• Clinical science

Vulvar and vaginal cancer


Vulvar cancer is a malignancy of the outer female genitalia that predominantly occurs in postmenopausal women. Major risk factors are HPV infection, smoking, vulvar dystrophy, and vulvar or cervical intraepithelial neoplasia. Clinical manifestations of vulvar cancer include new lumps or lesions, itching, a burning sensation and, less frequently, vulvar bleeding. Suspicious lesions must be biopsied for histological analysis and to rule out other similar conditions, such as vulvar dermatoses or vulvar intraepithelial neoplasia, which both increase the risk of vulvar cancer. Vulvar cancer is staged based on the depth of the lesion and the involvement of neighboring structures. Surgical resection (radical vulvectomy) is the first-line treatment, but advanced stages may require radiotherapy and/or palliative chemotherapy.
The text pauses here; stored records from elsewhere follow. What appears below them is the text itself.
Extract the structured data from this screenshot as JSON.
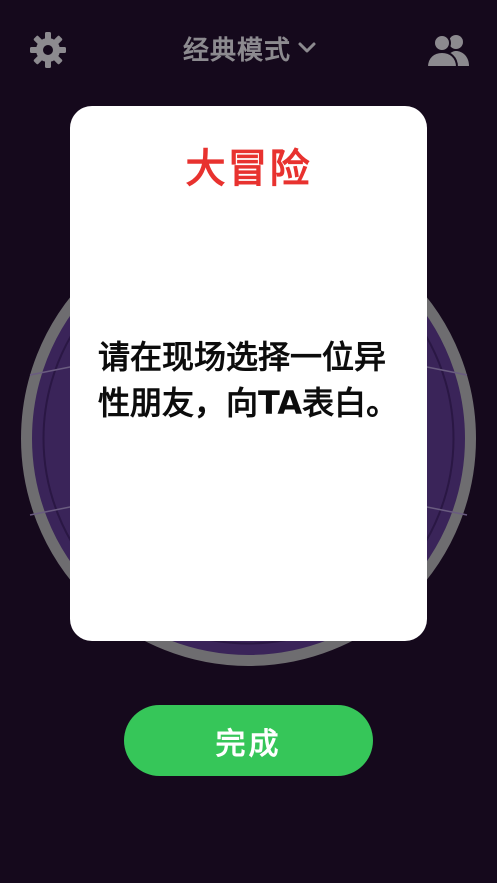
{
  "header": {
    "settings_icon": "gear-icon",
    "mode_label": "经典模式",
    "mode_chevron_icon": "chevron-down-icon",
    "players_icon": "users-icon"
  },
  "card": {
    "title": "大冒险",
    "text": "请在现场选择一位异性朋友，向TA表白。"
  },
  "actions": {
    "done_label": "完成"
  },
  "colors": {
    "background": "#15091c",
    "title_red": "#e8322f",
    "button_green": "#36c659",
    "wheel_fill": "#3a2459",
    "wheel_rim": "#6e6d70",
    "icon_gray": "#8c8a8f"
  }
}
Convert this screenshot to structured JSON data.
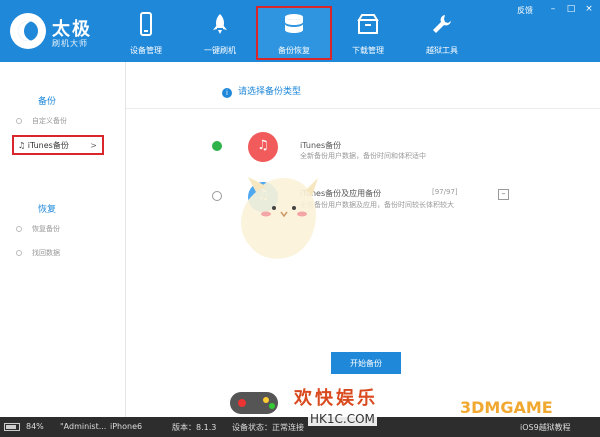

Vulvar cancer is usually associated with a poor prognosis.

Vaginal cancer is closely related to vulvar cancer in terms of etiology and histology, but it occurs inside the vagina (typically the posterior third of the vaginal wall), rather than the vulva.


Risk factors




Clinical features

  • May initially be asymptomatic
  • Local pruritus, possibly with burning sensation and pain
  • Reddish, blackish, and/or whitish patches of discoloration
  • Lumps or growths of various shapes, often wart-like lesions or ulcers
  • Vulvar bleeding or discharge
  • Dysuria, dyspareunia
  • Lymphadenopathy in the groin area



All suspicious lesions must be biopsied for histological analysis.


Differential diagnoses

Vulvar dermatoses

Vulvar dermatoses are not inherently precancerous, but they do increase the risk of squamous cell carcinoma.

Vulvar intraepithelial neoplasia (VIN)

  • Precancerous lesion caused by dysplasia of squamous cells
  • Diagnosis: tissue biopsy
  • Treatment: : depending on severity, excision or ablation may become necessary
  • May progress to vulvar carcinoma despite treatment (in < 10% of cases)

Vaginal cancer

  • Localization: The upper third of the posterior vaginal wall is the most common site of vaginal carcinoma.
  • Etiology: same as vulvar neoplasia (e.g., HPV 16 and 18)
  • Subtypes
    • Squamous cell carcinoma (most common)
    • Clear cell adenocarcinoma: seen in daughters of women who received diethylstilbestrol during pregnancy
    • Sarcoma botryoides
      • Rare, highly malignant rhabdomyosarcoma that arises most commonly, but not exclusively in the genitourinary system
      • Polypoid mass that resembles a bunch of grapes protruding through the vagina
      • Peak incidence before the age of 8
  • Symptoms
    • Vaginal bleeding
    • Leukoplakia, vaginal ulceration with contact bleeding
    • Malodorous discharge
    • Possibly urinary frequency
  • Diagnosis:
    • Pelvic exam
    • Colposcopy: if abnormal cytology results without a clearly visible lesion during pelvic exam
    • Biopsy of mass to determine histopathology: spindle-shaped cells, desmin positive
  • Therapy
    • Radiotherapy: Indicated in squamous cell carcinomas. Preserves external genitalia.
    • Surgical therapy

Senile vaginitis should also be considered in patients presenting with vaginal pruritus, burning, and pain.


The differential diagnoses listed here are not exhaustive.


  • First-line treatment; : local excision and surgical resection (radical vulvectomy)
  • Radiotherapy and/or palliative chemotherapy: when disease metastasizes to peripheral lymph nodes or other organs



The average 5-year survival rates range from 30–50%. However, survival rates vary greatly depending on the stage of the disease.